Unofficial ballot drop boxes found in three California counties
Officials said the California secretary of state’s office has received several reports in recent days of possibly illegal drop boxes for ballots in three counties.
Secretary of State Alex Padilla’s office said it is coordinating with local officials to investigate the reports of unauthorized boxes in Orange, Los Angeles and Fresno counties, according to the Orange County Register.
“Operating unofficial ballot drop boxes — especially those misrepresented as official drop boxes — is not just misleading to voters, it’s a violation of state law,” Padilla said in a statement.
The boxes have reportedly been sighted in locations such as churches and local political parties’ offices, the Register noted. Ballot drop boxes are under the jurisdiction of county election officials, according to the newspaper, which added that a felony conviction for operating unauthorized boxes can carry a sentence of up to four years.
Freedom’s Way Baptist Church in Castaic, for example, posted on social media that a metal box out front was “approved and brought by the GOP.” Church officials said they did not have access to the ballots, adding that local Republican officials were responsible for collecting them.
The Fresno County Republican Party also posted what it called a list of “secure” ballot collection sites on its website, none of which are official county drop box locations, according to the official county site.
California Republican officials have defended the drop boxes, saying a 2016 law allowing so-called ballot harvesting permits them. State officials said the boxes do not constitute harvesting, which allows voters to designate someone to submit ballots on their behalf. The drop boxes, however, do not involve a designated proxy signing for the ballots, according to state officials.

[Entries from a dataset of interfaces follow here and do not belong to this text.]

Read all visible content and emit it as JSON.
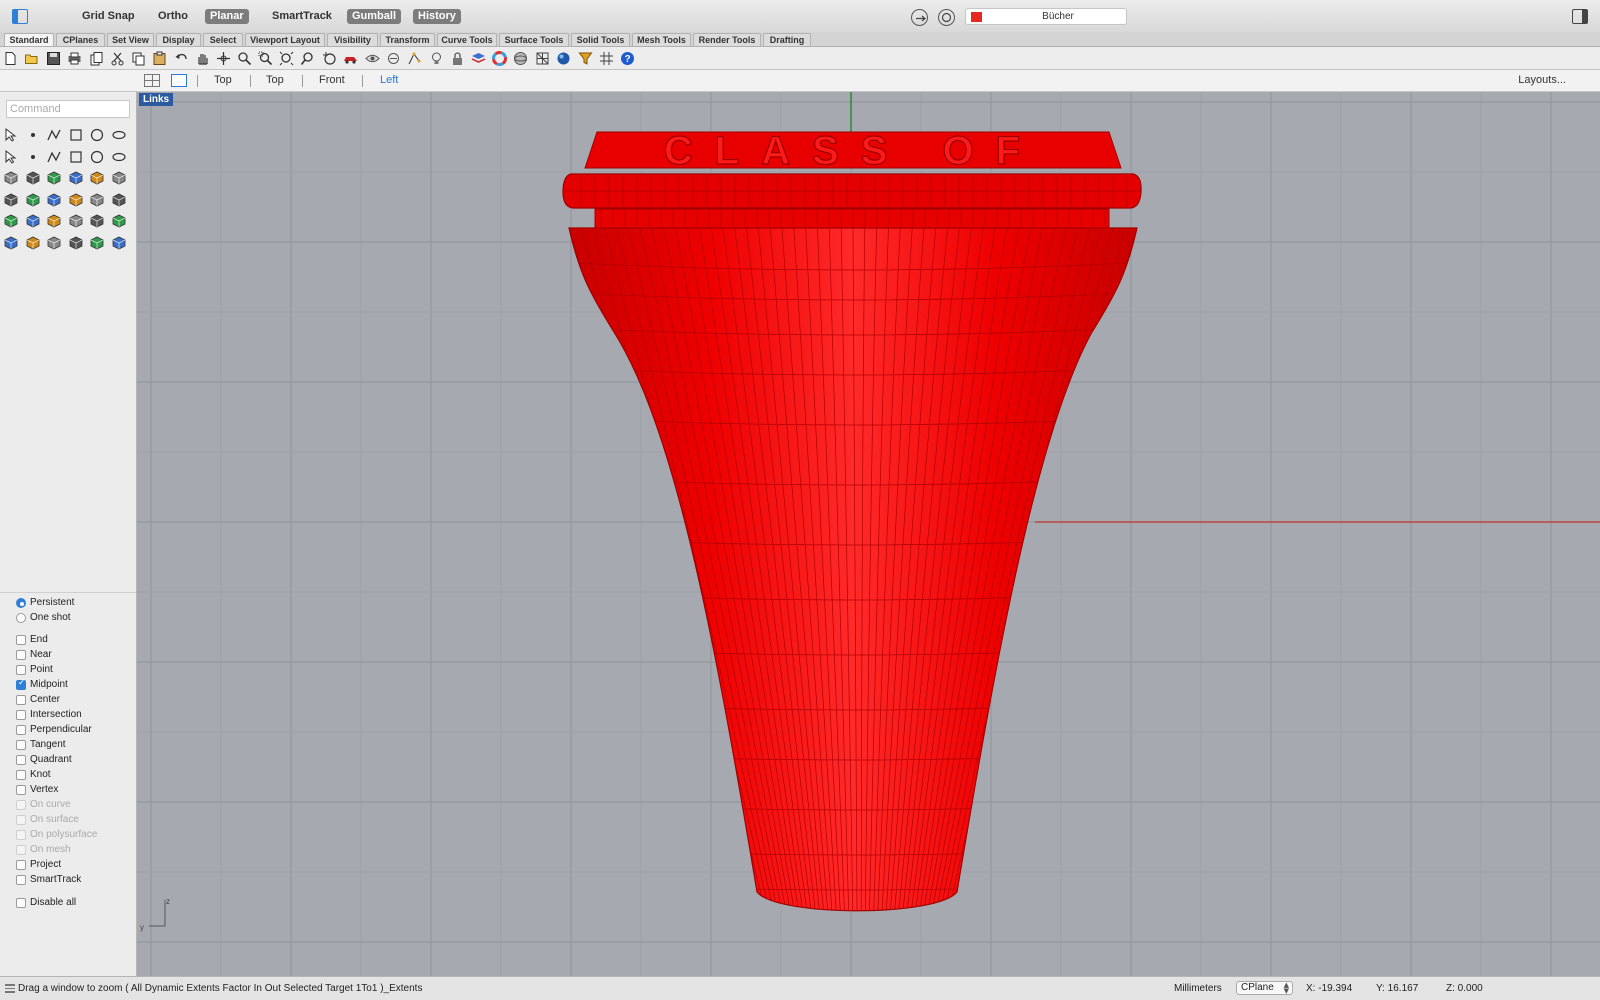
{
  "top_bar": {
    "modes": [
      {
        "label": "Grid Snap",
        "on": false
      },
      {
        "label": "Ortho",
        "on": false
      },
      {
        "label": "Planar",
        "on": true
      },
      {
        "label": "SmartTrack",
        "on": false
      },
      {
        "label": "Gumball",
        "on": true
      },
      {
        "label": "History",
        "on": true
      }
    ],
    "layer": {
      "name": "Bücher",
      "color": "#e8281e"
    }
  },
  "tabs": [
    "Standard",
    "CPlanes",
    "Set View",
    "Display",
    "Select",
    "Viewport Layout",
    "Visibility",
    "Transform",
    "Curve Tools",
    "Surface Tools",
    "Solid Tools",
    "Mesh Tools",
    "Render Tools",
    "Drafting"
  ],
  "active_tab": "Standard",
  "view_bar": {
    "views": [
      "Top",
      "Top",
      "Front",
      "Left"
    ],
    "active_view": "Left",
    "layouts_label": "Layouts..."
  },
  "command": {
    "placeholder": "Command"
  },
  "osnap": {
    "mode_options": [
      {
        "label": "Persistent",
        "selected": true
      },
      {
        "label": "One shot",
        "selected": false
      }
    ],
    "options": [
      {
        "label": "End",
        "checked": false,
        "enabled": true
      },
      {
        "label": "Near",
        "checked": false,
        "enabled": true
      },
      {
        "label": "Point",
        "checked": false,
        "enabled": true
      },
      {
        "label": "Midpoint",
        "checked": true,
        "enabled": true
      },
      {
        "label": "Center",
        "checked": false,
        "enabled": true
      },
      {
        "label": "Intersection",
        "checked": false,
        "enabled": true
      },
      {
        "label": "Perpendicular",
        "checked": false,
        "enabled": true
      },
      {
        "label": "Tangent",
        "checked": false,
        "enabled": true
      },
      {
        "label": "Quadrant",
        "checked": false,
        "enabled": true
      },
      {
        "label": "Knot",
        "checked": false,
        "enabled": true
      },
      {
        "label": "Vertex",
        "checked": false,
        "enabled": true
      },
      {
        "label": "On curve",
        "checked": false,
        "enabled": false
      },
      {
        "label": "On surface",
        "checked": false,
        "enabled": false
      },
      {
        "label": "On polysurface",
        "checked": false,
        "enabled": false
      },
      {
        "label": "On mesh",
        "checked": false,
        "enabled": false
      },
      {
        "label": "Project",
        "checked": false,
        "enabled": true
      },
      {
        "label": "SmartTrack",
        "checked": false,
        "enabled": true
      }
    ],
    "disable_all": {
      "label": "Disable all",
      "checked": false
    }
  },
  "viewport": {
    "label": "Links",
    "model_text": "CLASS OF",
    "object_color": "#ff0000",
    "axis_labels": {
      "z": "z",
      "y": "y"
    }
  },
  "status": {
    "message": "Drag a window to zoom ( All Dynamic Extents Factor In Out Selected Target 1To1 )_Extents",
    "units": "Millimeters",
    "cplane": "CPlane",
    "x": "X: -19.394",
    "y": "Y: 16.167",
    "z": "Z: 0.000"
  },
  "icons": {
    "top_bar": [
      "left-panel-toggle-icon",
      "osnap-toggle-icon",
      "target-icon",
      "right-panel-toggle-icon"
    ],
    "toolbar": [
      "new-file-icon",
      "open-file-icon",
      "save-icon",
      "print-icon",
      "copy-to-clipboard-icon",
      "cut-icon",
      "copy-icon",
      "paste-icon",
      "undo-icon",
      "pan-hand-icon",
      "rotate-view-icon",
      "zoom-icon",
      "zoom-window-icon",
      "zoom-extents-icon",
      "zoom-selected-icon",
      "undo-view-icon",
      "car-icon",
      "visibility-eye-icon",
      "isolate-icon",
      "transform-icon",
      "lightbulb-icon",
      "lock-icon",
      "layer-icon",
      "color-wheel-icon",
      "render-sphere-icon",
      "mesh-icon",
      "display-mode-icon",
      "material-sphere-icon",
      "filter-icon",
      "grid-icon",
      "help-icon"
    ]
  }
}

“What we did was started to look into it, notified the state, and the Secretary of State issued guidance this afternoon that it is illegal and you can’t do that,” Orange County Registrar of Voters Neal Kelley told the Register. “It would be like me installing a mailbox out on the corner — the post office is the one that installs mailboxes.”